Lines before the one containing "Convert this screenshot" are left out; output the rest of the data exactly, through the final line.

##### Data to process

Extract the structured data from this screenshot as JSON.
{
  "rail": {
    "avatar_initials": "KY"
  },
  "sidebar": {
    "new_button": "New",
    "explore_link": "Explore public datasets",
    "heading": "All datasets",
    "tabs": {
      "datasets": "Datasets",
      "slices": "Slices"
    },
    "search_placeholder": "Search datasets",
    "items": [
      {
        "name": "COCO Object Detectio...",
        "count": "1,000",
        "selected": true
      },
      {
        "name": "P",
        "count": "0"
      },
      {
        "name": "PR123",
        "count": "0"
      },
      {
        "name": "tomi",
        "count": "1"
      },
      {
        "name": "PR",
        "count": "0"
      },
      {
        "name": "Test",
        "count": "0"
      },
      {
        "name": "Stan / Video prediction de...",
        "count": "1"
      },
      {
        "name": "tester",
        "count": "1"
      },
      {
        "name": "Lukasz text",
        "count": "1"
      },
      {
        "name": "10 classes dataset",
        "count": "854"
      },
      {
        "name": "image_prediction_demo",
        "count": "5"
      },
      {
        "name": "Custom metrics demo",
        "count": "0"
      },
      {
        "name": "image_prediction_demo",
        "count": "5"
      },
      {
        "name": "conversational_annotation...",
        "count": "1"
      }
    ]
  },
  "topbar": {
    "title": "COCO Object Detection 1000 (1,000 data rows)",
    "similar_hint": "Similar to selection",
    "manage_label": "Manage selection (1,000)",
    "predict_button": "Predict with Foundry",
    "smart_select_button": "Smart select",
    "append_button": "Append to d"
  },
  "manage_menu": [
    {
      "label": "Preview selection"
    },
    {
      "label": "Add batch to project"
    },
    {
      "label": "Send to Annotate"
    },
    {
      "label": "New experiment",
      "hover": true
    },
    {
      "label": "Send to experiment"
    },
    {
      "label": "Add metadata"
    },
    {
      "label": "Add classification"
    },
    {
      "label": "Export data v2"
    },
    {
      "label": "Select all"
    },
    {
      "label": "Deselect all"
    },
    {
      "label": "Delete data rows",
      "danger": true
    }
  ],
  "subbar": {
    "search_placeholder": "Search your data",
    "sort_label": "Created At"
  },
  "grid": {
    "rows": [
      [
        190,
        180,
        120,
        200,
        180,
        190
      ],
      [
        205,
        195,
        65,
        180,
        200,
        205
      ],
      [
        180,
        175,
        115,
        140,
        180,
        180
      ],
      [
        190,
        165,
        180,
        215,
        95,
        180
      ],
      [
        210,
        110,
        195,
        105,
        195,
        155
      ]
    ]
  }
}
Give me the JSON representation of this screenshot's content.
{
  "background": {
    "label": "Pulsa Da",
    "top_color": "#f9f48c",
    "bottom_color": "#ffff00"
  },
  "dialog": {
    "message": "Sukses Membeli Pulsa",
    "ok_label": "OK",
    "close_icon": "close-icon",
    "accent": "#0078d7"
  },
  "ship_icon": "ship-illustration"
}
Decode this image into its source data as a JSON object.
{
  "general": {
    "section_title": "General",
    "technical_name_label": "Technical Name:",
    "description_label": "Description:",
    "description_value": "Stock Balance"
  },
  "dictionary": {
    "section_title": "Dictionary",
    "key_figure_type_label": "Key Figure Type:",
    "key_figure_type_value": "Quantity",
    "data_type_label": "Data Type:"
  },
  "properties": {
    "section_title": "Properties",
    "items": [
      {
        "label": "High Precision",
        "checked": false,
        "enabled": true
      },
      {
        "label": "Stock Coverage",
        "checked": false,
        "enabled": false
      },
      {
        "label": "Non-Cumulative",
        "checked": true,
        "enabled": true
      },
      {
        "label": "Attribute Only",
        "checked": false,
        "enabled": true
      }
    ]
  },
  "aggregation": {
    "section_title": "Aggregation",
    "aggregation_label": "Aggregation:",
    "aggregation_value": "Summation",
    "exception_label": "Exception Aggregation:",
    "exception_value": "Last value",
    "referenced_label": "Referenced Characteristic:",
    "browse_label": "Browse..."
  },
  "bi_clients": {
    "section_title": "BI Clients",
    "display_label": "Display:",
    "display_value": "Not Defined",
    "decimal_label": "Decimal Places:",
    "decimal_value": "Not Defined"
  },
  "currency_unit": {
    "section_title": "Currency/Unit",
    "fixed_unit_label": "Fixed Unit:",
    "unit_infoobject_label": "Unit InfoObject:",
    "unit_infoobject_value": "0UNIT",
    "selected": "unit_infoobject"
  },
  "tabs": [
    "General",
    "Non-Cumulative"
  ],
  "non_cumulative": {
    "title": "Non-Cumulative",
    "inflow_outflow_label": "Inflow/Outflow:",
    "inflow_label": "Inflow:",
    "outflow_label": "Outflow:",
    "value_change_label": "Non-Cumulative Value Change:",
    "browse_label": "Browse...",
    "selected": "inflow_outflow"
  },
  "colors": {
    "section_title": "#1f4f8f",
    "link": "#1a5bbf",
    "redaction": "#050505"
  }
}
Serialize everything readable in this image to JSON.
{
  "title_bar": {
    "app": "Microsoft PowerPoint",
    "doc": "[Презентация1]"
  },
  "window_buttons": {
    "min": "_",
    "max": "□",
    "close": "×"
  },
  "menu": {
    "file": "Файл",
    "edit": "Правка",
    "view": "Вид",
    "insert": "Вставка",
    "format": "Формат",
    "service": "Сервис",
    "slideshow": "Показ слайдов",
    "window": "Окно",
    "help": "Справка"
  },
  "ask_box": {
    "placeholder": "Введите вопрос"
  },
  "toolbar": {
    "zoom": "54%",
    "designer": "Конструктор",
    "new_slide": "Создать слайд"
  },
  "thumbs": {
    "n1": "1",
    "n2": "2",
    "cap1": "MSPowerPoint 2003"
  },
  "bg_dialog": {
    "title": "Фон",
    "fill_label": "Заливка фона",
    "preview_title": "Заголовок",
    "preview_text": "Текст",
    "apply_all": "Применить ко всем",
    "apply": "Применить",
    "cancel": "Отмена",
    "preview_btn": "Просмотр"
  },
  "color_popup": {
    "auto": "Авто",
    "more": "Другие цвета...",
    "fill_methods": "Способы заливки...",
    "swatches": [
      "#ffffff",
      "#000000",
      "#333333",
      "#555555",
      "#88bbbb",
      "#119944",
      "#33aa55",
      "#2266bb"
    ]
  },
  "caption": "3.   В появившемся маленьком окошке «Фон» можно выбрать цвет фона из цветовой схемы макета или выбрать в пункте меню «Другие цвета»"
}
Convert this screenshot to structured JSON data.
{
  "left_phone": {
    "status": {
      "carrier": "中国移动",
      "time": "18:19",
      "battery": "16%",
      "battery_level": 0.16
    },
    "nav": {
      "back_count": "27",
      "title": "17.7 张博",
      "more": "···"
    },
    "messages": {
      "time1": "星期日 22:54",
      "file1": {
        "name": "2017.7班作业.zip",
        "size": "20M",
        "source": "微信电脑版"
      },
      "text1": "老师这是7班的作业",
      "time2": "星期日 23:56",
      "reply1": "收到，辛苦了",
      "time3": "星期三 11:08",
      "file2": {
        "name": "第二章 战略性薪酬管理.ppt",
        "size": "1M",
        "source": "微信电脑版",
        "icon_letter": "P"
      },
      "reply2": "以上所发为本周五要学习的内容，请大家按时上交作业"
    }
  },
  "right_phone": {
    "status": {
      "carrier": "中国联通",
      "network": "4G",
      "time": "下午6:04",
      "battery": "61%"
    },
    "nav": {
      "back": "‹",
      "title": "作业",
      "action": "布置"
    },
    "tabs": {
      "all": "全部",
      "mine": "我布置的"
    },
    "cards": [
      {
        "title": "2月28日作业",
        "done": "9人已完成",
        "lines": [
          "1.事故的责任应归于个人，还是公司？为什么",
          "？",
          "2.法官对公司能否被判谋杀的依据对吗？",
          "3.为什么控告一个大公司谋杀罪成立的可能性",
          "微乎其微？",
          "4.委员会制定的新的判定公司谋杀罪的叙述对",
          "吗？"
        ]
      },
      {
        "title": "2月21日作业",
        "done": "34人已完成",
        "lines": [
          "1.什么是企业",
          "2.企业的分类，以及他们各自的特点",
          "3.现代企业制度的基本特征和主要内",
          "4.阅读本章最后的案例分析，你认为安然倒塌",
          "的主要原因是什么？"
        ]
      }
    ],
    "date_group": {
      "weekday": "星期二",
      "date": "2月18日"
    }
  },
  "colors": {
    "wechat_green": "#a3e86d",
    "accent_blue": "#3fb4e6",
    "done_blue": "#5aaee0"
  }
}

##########

• [Task response]
Convert this screenshot to structured JSON data.
{
  "left_phone": {
    "status": {
      "carrier": "中国移动",
      "time": "18:19",
      "battery": "16%",
      "battery_level": 0.16
    },
    "nav": {
      "back_count": "27",
      "title": "17.7 张博",
      "more": "···"
    },
    "messages": {
      "time1": "星期日 22:54",
      "file1": {
        "name": "2017.7班作业.zip",
        "size": "20M",
        "source": "微信电脑版"
      },
      "text1": "老师这是7班的作业",
      "time2": "星期日 23:56",
      "reply1": "收到，辛苦了",
      "time3": "星期三 11:08",
      "file2": {
        "name": "第二章 战略性薪酬管理.ppt",
        "size": "1M",
        "source": "微信电脑版",
        "icon_letter": "P"
      },
      "reply2": "以上所发为本周五要学习的内容，请大家按时上交作业"
    }
  },
  "right_phone": {
    "status": {
      "carrier": "中国联通",
      "network": "4G",
      "time": "下午6:04",
      "battery": "61%"
    },
    "nav": {
      "back": "‹",
      "title": "作业",
      "action": "布置"
    },
    "tabs": {
      "all": "全部",
      "mine": "我布置的"
    },
    "cards": [
      {
        "title": "2月28日作业",
        "done": "9人已完成",
        "lines": [
          "1.事故的责任应归于个人，还是公司？为什么",
          "？",
          "2.法官对公司能否被判谋杀的依据对吗？",
          "3.为什么控告一个大公司谋杀罪成立的可能性",
          "微乎其微？",
          "4.委员会制定的新的判定公司谋杀罪的叙述对",
          "吗？"
        ]
      },
      {
        "title": "2月21日作业",
        "done": "34人已完成",
        "lines": [
          "1.什么是企业",
          "2.企业的分类，以及他们各自的特点",
          "3.现代企业制度的基本特征和主要内",
          "4.阅读本章最后的案例分析，你认为安然倒塌",
          "的主要原因是什么？"
        ]
      }
    ],
    "date_group": {
      "weekday": "星期二",
      "date": "2月18日"
    }
  },
  "colors": {
    "wechat_green": "#a3e86d",
    "accent_blue": "#3fb4e6",
    "done_blue": "#5aaee0"
  }
}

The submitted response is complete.